[WORKING DATA — start]

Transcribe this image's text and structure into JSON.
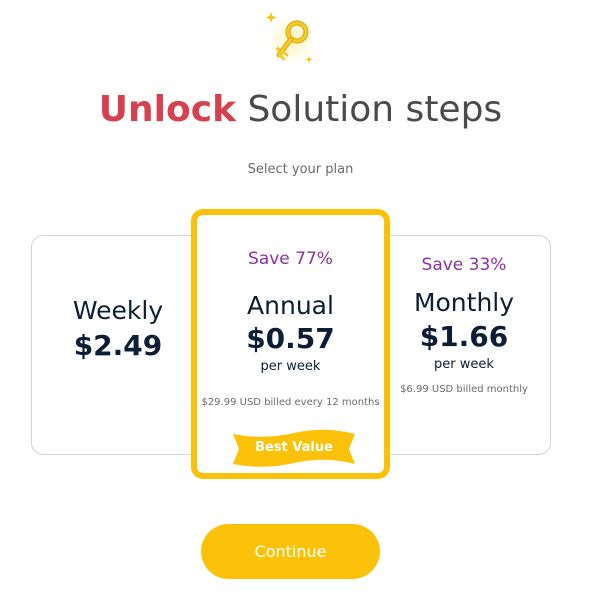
{
  "header": {
    "icon": "key-icon",
    "title_highlight": "Unlock",
    "title_rest": " Solution steps",
    "subtitle": "Select your plan"
  },
  "plans": {
    "weekly": {
      "name": "Weekly",
      "price": "$2.49"
    },
    "annual": {
      "save": "Save 77%",
      "name": "Annual",
      "price": "$0.57",
      "per": "per week",
      "billed": "$29.99 USD billed every 12 months",
      "badge": "Best Value",
      "selected": true
    },
    "monthly": {
      "save": "Save 33%",
      "name": "Monthly",
      "price": "$1.66",
      "per": "per week",
      "billed": "$6.99 USD billed monthly"
    }
  },
  "actions": {
    "continue_label": "Continue"
  },
  "colors": {
    "accent": "#fcc20a",
    "highlight": "#d7404f",
    "save_text": "#8e2fa5",
    "text_dark": "#0c1e36"
  }
}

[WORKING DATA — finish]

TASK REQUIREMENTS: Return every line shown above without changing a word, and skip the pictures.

RESPONSE BELOW:
Transcribe this image's text and structure into JSON.
{
  "header": {
    "icon": "key-icon",
    "title_highlight": "Unlock",
    "title_rest": " Solution steps",
    "subtitle": "Select your plan"
  },
  "plans": {
    "weekly": {
      "name": "Weekly",
      "price": "$2.49"
    },
    "annual": {
      "save": "Save 77%",
      "name": "Annual",
      "price": "$0.57",
      "per": "per week",
      "billed": "$29.99 USD billed every 12 months",
      "badge": "Best Value",
      "selected": true
    },
    "monthly": {
      "save": "Save 33%",
      "name": "Monthly",
      "price": "$1.66",
      "per": "per week",
      "billed": "$6.99 USD billed monthly"
    }
  },
  "actions": {
    "continue_label": "Continue"
  },
  "colors": {
    "accent": "#fcc20a",
    "highlight": "#d7404f",
    "save_text": "#8e2fa5",
    "text_dark": "#0c1e36"
  }
}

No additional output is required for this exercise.